Restate the material below word for word, from its first line to its last.

....................

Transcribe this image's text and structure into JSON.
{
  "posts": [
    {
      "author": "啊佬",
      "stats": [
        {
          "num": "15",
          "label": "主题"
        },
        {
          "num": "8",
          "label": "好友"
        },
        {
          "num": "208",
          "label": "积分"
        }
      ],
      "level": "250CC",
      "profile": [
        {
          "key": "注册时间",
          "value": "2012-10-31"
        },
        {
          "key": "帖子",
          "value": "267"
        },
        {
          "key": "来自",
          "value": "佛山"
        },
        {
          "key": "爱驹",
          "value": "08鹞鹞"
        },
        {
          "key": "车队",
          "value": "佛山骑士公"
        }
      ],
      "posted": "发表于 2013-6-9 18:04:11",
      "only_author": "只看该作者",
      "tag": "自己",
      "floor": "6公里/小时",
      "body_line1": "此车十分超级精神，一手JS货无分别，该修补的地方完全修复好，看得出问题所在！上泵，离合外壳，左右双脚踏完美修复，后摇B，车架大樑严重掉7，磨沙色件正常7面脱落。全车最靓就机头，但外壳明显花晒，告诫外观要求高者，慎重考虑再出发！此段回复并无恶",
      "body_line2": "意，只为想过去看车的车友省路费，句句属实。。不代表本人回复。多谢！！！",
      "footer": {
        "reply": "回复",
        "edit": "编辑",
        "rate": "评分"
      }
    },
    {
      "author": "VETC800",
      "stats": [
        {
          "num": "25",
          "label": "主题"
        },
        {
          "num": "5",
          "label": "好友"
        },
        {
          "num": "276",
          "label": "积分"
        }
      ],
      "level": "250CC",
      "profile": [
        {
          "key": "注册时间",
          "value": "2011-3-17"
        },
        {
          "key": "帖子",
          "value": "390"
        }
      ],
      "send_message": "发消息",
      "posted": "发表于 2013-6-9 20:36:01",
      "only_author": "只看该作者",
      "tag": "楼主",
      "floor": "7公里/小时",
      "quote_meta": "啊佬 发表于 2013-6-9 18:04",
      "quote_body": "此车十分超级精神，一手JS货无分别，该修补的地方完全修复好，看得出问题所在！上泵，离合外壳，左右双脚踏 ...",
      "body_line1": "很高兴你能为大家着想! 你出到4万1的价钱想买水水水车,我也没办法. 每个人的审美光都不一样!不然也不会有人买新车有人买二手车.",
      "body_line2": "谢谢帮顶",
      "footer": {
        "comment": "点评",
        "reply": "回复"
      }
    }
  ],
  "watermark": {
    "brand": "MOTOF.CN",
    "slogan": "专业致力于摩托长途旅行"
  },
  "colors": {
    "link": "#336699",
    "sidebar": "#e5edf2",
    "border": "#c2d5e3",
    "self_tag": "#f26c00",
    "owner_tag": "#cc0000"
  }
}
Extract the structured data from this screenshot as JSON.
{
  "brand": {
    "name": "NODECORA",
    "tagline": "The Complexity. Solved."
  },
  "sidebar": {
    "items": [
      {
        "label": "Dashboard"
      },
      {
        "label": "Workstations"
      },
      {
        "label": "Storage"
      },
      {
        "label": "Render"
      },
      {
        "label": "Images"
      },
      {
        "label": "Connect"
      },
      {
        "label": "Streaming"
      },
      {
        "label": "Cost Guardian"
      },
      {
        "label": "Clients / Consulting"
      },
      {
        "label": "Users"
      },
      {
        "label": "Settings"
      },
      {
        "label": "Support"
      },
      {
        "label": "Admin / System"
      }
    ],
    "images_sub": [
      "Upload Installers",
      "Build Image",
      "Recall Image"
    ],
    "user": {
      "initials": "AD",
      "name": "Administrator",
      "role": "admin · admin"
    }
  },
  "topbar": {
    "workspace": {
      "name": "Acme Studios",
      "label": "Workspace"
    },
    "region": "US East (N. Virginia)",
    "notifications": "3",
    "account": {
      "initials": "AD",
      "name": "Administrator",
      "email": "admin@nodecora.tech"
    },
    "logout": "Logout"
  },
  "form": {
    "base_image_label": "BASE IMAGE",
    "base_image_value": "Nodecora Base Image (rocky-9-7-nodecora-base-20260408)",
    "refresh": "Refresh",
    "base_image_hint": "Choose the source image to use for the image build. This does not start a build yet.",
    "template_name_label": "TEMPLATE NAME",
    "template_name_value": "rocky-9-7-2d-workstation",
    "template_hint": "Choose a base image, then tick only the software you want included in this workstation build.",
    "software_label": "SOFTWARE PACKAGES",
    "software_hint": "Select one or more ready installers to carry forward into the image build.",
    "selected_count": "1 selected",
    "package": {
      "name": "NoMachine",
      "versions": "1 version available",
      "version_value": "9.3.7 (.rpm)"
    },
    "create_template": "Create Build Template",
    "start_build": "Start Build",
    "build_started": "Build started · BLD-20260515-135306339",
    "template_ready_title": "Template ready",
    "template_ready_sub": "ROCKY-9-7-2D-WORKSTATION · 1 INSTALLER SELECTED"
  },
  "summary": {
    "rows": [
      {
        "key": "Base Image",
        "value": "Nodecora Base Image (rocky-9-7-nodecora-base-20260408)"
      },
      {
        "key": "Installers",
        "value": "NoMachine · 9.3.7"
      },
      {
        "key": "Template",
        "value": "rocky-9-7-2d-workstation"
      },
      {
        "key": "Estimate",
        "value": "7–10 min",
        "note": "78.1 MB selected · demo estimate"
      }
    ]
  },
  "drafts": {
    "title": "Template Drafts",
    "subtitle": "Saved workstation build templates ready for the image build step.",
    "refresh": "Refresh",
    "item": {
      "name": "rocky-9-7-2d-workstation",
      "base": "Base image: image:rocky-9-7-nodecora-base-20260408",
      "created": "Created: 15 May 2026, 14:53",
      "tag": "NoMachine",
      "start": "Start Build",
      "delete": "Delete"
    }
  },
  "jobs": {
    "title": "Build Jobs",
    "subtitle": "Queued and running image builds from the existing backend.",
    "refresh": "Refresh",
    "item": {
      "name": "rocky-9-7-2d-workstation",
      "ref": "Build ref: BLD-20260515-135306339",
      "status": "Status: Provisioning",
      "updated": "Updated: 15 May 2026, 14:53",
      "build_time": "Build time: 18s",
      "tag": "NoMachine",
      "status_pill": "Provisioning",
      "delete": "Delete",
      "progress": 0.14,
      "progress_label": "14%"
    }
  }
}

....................

Task solution:
Transcribe this image's text and structure into JSON.
{
  "posts": [
    {
      "author": "啊佬",
      "stats": [
        {
          "num": "15",
          "label": "主题"
        },
        {
          "num": "8",
          "label": "好友"
        },
        {
          "num": "208",
          "label": "积分"
        }
      ],
      "level": "250CC",
      "profile": [
        {
          "key": "注册时间",
          "value": "2012-10-31"
        },
        {
          "key": "帖子",
          "value": "267"
        },
        {
          "key": "来自",
          "value": "佛山"
        },
        {
          "key": "爱驹",
          "value": "08鹞鹞"
        },
        {
          "key": "车队",
          "value": "佛山骑士公"
        }
      ],
      "posted": "发表于 2013-6-9 18:04:11",
      "only_author": "只看该作者",
      "tag": "自己",
      "floor": "6公里/小时",
      "body_line1": "此车十分超级精神，一手JS货无分别，该修补的地方完全修复好，看得出问题所在！上泵，离合外壳，左右双脚踏完美修复，后摇B，车架大樑严重掉7，磨沙色件正常7面脱落。全车最靓就机头，但外壳明显花晒，告诫外观要求高者，慎重考虑再出发！此段回复并无恶",
      "body_line2": "意，只为想过去看车的车友省路费，句句属实。。不代表本人回复。多谢！！！",
      "footer": {
        "reply": "回复",
        "edit": "编辑",
        "rate": "评分"
      }
    },
    {
      "author": "VETC800",
      "stats": [
        {
          "num": "25",
          "label": "主题"
        },
        {
          "num": "5",
          "label": "好友"
        },
        {
          "num": "276",
          "label": "积分"
        }
      ],
      "level": "250CC",
      "profile": [
        {
          "key": "注册时间",
          "value": "2011-3-17"
        },
        {
          "key": "帖子",
          "value": "390"
        }
      ],
      "send_message": "发消息",
      "posted": "发表于 2013-6-9 20:36:01",
      "only_author": "只看该作者",
      "tag": "楼主",
      "floor": "7公里/小时",
      "quote_meta": "啊佬 发表于 2013-6-9 18:04",
      "quote_body": "此车十分超级精神，一手JS货无分别，该修补的地方完全修复好，看得出问题所在！上泵，离合外壳，左右双脚踏 ...",
      "body_line1": "很高兴你能为大家着想! 你出到4万1的价钱想买水水水车,我也没办法. 每个人的审美光都不一样!不然也不会有人买新车有人买二手车.",
      "body_line2": "谢谢帮顶",
      "footer": {
        "comment": "点评",
        "reply": "回复"
      }
    }
  ],
  "watermark": {
    "brand": "MOTOF.CN",
    "slogan": "专业致力于摩托长途旅行"
  },
  "colors": {
    "link": "#336699",
    "sidebar": "#e5edf2",
    "border": "#c2d5e3",
    "self_tag": "#f26c00",
    "owner_tag": "#cc0000"
  }
}
Extract the structured data from this screenshot as JSON.
{
  "brand": {
    "name": "NODECORA",
    "tagline": "The Complexity. Solved."
  },
  "sidebar": {
    "items": [
      {
        "label": "Dashboard"
      },
      {
        "label": "Workstations"
      },
      {
        "label": "Storage"
      },
      {
        "label": "Render"
      },
      {
        "label": "Images"
      },
      {
        "label": "Connect"
      },
      {
        "label": "Streaming"
      },
      {
        "label": "Cost Guardian"
      },
      {
        "label": "Clients / Consulting"
      },
      {
        "label": "Users"
      },
      {
        "label": "Settings"
      },
      {
        "label": "Support"
      },
      {
        "label": "Admin / System"
      }
    ],
    "images_sub": [
      "Upload Installers",
      "Build Image",
      "Recall Image"
    ],
    "user": {
      "initials": "AD",
      "name": "Administrator",
      "role": "admin · admin"
    }
  },
  "topbar": {
    "workspace": {
      "name": "Acme Studios",
      "label": "Workspace"
    },
    "region": "US East (N. Virginia)",
    "notifications": "3",
    "account": {
      "initials": "AD",
      "name": "Administrator",
      "email": "admin@nodecora.tech"
    },
    "logout": "Logout"
  },
  "form": {
    "base_image_label": "BASE IMAGE",
    "base_image_value": "Nodecora Base Image (rocky-9-7-nodecora-base-20260408)",
    "refresh": "Refresh",
    "base_image_hint": "Choose the source image to use for the image build. This does not start a build yet.",
    "template_name_label": "TEMPLATE NAME",
    "template_name_value": "rocky-9-7-2d-workstation",
    "template_hint": "Choose a base image, then tick only the software you want included in this workstation build.",
    "software_label": "SOFTWARE PACKAGES",
    "software_hint": "Select one or more ready installers to carry forward into the image build.",
    "selected_count": "1 selected",
    "package": {
      "name": "NoMachine",
      "versions": "1 version available",
      "version_value": "9.3.7 (.rpm)"
    },
    "create_template": "Create Build Template",
    "start_build": "Start Build",
    "build_started": "Build started · BLD-20260515-135306339",
    "template_ready_title": "Template ready",
    "template_ready_sub": "ROCKY-9-7-2D-WORKSTATION · 1 INSTALLER SELECTED"
  },
  "summary": {
    "rows": [
      {
        "key": "Base Image",
        "value": "Nodecora Base Image (rocky-9-7-nodecora-base-20260408)"
      },
      {
        "key": "Installers",
        "value": "NoMachine · 9.3.7"
      },
      {
        "key": "Template",
        "value": "rocky-9-7-2d-workstation"
      },
      {
        "key": "Estimate",
        "value": "7–10 min",
        "note": "78.1 MB selected · demo estimate"
      }
    ]
  },
  "drafts": {
    "title": "Template Drafts",
    "subtitle": "Saved workstation build templates ready for the image build step.",
    "refresh": "Refresh",
    "item": {
      "name": "rocky-9-7-2d-workstation",
      "base": "Base image: image:rocky-9-7-nodecora-base-20260408",
      "created": "Created: 15 May 2026, 14:53",
      "tag": "NoMachine",
      "start": "Start Build",
      "delete": "Delete"
    }
  },
  "jobs": {
    "title": "Build Jobs",
    "subtitle": "Queued and running image builds from the existing backend.",
    "refresh": "Refresh",
    "item": {
      "name": "rocky-9-7-2d-workstation",
      "ref": "Build ref: BLD-20260515-135306339",
      "status": "Status: Provisioning",
      "updated": "Updated: 15 May 2026, 14:53",
      "build_time": "Build time: 18s",
      "tag": "NoMachine",
      "status_pill": "Provisioning",
      "delete": "Delete",
      "progress": 0.14,
      "progress_label": "14%"
    }
  }
}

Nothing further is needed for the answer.